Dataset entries
=-=-=

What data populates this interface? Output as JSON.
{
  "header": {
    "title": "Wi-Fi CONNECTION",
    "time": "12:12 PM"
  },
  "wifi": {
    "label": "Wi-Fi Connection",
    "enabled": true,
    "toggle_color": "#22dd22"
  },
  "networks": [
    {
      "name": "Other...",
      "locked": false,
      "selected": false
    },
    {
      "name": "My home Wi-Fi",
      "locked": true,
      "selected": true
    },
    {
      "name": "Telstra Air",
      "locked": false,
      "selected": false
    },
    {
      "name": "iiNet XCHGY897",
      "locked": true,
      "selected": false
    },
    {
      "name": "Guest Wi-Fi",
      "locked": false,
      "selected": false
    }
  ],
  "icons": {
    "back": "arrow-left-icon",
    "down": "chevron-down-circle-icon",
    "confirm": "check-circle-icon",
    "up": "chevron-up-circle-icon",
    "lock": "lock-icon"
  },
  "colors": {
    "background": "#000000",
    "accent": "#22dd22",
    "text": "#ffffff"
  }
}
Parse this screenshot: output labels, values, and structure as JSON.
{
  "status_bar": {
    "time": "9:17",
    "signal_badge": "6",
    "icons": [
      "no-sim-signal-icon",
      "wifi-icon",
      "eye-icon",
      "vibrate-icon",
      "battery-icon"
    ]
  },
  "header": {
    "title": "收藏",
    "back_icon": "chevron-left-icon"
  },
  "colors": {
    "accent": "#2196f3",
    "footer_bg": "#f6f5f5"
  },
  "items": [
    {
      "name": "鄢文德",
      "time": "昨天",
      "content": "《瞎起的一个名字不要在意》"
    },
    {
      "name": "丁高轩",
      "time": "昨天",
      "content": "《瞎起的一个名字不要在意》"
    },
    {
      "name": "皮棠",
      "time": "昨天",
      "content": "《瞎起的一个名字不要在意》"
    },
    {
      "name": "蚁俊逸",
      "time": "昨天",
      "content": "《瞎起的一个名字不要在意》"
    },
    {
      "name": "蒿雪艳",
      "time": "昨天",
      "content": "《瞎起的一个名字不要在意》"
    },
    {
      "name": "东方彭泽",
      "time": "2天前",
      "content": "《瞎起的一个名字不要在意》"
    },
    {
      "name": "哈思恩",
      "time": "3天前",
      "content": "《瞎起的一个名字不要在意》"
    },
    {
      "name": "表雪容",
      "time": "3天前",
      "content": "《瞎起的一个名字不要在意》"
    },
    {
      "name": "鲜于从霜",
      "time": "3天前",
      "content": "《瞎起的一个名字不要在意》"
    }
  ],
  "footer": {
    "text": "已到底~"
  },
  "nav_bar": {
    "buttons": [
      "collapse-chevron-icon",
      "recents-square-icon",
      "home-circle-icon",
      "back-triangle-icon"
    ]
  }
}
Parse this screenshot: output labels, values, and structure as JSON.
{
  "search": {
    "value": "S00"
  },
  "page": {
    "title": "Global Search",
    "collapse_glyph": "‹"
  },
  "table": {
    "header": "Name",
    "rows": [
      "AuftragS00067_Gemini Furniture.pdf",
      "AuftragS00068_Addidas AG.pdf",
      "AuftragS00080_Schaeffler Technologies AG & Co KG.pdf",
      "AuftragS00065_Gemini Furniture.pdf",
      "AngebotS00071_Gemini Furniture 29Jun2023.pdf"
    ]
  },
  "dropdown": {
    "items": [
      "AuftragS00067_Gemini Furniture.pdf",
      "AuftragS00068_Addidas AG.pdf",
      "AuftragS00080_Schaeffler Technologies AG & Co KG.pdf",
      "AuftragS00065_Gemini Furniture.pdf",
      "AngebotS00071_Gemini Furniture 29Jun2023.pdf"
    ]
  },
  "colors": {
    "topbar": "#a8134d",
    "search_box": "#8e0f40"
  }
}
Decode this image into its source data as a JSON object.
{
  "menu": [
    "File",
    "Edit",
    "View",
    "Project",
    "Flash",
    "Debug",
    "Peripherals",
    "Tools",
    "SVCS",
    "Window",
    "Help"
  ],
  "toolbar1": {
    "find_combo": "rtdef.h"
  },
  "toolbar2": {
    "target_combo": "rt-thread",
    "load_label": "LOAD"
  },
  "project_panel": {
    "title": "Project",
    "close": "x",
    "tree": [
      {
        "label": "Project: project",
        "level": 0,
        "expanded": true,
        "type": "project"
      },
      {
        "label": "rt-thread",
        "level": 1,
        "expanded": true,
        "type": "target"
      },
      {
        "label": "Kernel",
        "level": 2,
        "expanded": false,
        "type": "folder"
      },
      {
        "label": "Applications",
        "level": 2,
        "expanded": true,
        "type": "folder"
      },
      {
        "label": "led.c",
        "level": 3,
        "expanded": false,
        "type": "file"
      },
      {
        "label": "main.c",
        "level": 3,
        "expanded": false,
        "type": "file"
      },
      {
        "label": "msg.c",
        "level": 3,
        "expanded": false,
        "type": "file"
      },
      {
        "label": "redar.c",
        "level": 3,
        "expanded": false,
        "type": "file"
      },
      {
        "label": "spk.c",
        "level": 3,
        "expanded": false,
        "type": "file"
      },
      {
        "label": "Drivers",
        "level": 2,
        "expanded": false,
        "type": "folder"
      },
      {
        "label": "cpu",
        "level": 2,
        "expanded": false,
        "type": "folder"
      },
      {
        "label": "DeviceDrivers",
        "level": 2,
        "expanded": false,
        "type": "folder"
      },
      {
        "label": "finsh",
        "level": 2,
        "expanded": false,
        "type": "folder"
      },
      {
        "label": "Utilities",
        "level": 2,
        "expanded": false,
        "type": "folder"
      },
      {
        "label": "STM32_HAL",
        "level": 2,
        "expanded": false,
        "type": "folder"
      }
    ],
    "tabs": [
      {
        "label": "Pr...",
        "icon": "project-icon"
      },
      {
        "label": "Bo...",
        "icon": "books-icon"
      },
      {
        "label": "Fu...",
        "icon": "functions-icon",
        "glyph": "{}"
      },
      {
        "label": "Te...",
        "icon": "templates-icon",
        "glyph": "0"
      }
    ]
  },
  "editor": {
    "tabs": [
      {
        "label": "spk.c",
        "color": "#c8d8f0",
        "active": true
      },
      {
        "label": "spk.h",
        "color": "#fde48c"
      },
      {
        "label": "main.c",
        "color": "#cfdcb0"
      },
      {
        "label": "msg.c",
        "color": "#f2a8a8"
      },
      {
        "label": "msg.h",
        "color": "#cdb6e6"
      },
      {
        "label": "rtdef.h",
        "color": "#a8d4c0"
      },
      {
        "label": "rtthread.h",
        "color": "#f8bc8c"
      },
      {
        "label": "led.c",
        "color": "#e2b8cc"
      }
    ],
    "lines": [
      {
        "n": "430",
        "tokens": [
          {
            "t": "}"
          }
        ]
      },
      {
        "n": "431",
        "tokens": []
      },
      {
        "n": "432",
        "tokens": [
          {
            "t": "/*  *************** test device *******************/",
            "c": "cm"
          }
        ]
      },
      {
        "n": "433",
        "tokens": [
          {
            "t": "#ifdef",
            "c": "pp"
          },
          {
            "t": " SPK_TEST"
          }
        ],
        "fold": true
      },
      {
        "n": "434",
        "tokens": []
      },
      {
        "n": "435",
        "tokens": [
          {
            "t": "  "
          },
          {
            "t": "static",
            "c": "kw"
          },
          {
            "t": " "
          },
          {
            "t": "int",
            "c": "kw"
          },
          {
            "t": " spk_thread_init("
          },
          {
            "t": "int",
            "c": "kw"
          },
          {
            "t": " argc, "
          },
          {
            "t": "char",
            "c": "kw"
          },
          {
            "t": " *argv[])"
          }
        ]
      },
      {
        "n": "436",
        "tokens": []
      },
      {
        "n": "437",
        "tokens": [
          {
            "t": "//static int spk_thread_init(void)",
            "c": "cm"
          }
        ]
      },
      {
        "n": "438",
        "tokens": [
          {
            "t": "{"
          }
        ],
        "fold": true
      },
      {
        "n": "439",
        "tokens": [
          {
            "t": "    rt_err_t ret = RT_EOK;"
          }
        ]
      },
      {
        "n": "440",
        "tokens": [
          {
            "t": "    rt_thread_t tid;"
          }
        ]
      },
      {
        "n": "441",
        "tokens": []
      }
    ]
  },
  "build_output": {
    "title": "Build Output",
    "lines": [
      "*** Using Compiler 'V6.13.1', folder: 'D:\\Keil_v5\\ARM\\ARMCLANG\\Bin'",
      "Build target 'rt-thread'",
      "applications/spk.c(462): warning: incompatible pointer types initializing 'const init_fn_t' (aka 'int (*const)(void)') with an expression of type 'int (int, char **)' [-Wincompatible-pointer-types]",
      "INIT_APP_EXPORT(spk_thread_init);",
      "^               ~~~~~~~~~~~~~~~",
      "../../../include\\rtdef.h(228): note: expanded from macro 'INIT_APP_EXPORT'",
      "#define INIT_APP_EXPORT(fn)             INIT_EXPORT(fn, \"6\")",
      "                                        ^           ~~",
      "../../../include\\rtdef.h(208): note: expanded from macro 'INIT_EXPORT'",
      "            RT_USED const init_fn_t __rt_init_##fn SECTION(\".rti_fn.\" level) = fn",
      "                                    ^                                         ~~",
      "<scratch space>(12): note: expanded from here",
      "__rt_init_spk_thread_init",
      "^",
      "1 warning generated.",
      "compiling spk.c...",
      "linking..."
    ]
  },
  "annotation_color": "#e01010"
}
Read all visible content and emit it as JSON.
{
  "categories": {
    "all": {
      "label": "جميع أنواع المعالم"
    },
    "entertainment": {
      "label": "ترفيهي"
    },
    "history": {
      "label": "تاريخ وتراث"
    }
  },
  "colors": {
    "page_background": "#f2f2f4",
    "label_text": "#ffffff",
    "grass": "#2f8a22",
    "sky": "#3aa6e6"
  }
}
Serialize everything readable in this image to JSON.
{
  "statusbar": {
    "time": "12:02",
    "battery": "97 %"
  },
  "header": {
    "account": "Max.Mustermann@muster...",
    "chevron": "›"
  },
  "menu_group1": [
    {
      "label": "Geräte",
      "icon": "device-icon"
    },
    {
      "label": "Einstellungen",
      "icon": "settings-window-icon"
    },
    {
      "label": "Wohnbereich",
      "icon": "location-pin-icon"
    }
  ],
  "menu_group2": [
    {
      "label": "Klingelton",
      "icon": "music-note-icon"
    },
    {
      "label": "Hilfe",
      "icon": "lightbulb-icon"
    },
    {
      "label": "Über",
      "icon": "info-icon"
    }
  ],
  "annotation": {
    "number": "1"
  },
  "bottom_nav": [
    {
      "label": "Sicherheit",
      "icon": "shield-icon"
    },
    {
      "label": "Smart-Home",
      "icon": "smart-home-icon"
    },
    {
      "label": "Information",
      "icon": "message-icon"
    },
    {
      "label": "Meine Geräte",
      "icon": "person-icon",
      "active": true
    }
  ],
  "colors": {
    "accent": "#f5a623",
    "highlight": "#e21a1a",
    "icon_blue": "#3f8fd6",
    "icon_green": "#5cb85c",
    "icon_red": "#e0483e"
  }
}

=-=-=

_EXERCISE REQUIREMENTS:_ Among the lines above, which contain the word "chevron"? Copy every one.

_SOLVED PROBLEM:_
    "down": "chevron-down-circle-icon",
    "up": "chevron-up-circle-icon",
    "back_icon": "chevron-left-icon"
      "collapse-chevron-icon",
    "chevron": "›"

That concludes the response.